GOAL OF THE EXERCISE: Restate, word for word, each record that follows.
++++ SOURCE MATERIAL ++++
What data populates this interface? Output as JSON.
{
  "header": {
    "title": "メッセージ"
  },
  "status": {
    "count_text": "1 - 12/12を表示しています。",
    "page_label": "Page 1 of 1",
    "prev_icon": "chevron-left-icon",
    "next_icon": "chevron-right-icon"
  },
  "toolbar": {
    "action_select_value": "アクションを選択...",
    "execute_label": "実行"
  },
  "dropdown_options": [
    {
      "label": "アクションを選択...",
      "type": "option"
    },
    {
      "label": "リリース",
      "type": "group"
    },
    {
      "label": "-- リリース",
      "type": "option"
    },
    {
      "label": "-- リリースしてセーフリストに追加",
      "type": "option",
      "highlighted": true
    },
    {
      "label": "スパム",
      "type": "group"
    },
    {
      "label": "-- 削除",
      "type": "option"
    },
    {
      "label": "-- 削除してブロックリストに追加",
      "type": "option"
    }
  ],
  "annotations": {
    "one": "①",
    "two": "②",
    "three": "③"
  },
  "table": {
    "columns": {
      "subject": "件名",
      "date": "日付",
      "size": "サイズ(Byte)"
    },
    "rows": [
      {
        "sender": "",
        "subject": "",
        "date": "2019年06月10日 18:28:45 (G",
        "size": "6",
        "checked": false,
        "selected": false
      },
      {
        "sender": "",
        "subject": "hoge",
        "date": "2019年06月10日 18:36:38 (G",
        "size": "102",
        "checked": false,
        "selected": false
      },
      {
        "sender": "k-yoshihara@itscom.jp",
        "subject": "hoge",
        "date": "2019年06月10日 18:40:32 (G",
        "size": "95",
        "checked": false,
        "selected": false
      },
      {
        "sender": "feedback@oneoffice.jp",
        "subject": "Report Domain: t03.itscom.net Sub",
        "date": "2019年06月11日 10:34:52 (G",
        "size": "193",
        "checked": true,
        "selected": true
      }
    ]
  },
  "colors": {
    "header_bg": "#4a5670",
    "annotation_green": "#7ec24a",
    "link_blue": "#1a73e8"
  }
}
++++
WRITTEN SOLUTION:
What data populates this interface? Output as JSON.
{
  "header": {
    "title": "メッセージ"
  },
  "status": {
    "count_text": "1 - 12/12を表示しています。",
    "page_label": "Page 1 of 1",
    "prev_icon": "chevron-left-icon",
    "next_icon": "chevron-right-icon"
  },
  "toolbar": {
    "action_select_value": "アクションを選択...",
    "execute_label": "実行"
  },
  "dropdown_options": [
    {
      "label": "アクションを選択...",
      "type": "option"
    },
    {
      "label": "リリース",
      "type": "group"
    },
    {
      "label": "-- リリース",
      "type": "option"
    },
    {
      "label": "-- リリースしてセーフリストに追加",
      "type": "option",
      "highlighted": true
    },
    {
      "label": "スパム",
      "type": "group"
    },
    {
      "label": "-- 削除",
      "type": "option"
    },
    {
      "label": "-- 削除してブロックリストに追加",
      "type": "option"
    }
  ],
  "annotations": {
    "one": "①",
    "two": "②",
    "three": "③"
  },
  "table": {
    "columns": {
      "subject": "件名",
      "date": "日付",
      "size": "サイズ(Byte)"
    },
    "rows": [
      {
        "sender": "",
        "subject": "",
        "date": "2019年06月10日 18:28:45 (G",
        "size": "6",
        "checked": false,
        "selected": false
      },
      {
        "sender": "",
        "subject": "hoge",
        "date": "2019年06月10日 18:36:38 (G",
        "size": "102",
        "checked": false,
        "selected": false
      },
      {
        "sender": "k-yoshihara@itscom.jp",
        "subject": "hoge",
        "date": "2019年06月10日 18:40:32 (G",
        "size": "95",
        "checked": false,
        "selected": false
      },
      {
        "sender": "feedback@oneoffice.jp",
        "subject": "Report Domain: t03.itscom.net Sub",
        "date": "2019年06月11日 10:34:52 (G",
        "size": "193",
        "checked": true,
        "selected": true
      }
    ]
  },
  "colors": {
    "header_bg": "#4a5670",
    "annotation_green": "#7ec24a",
    "link_blue": "#1a73e8"
  }
}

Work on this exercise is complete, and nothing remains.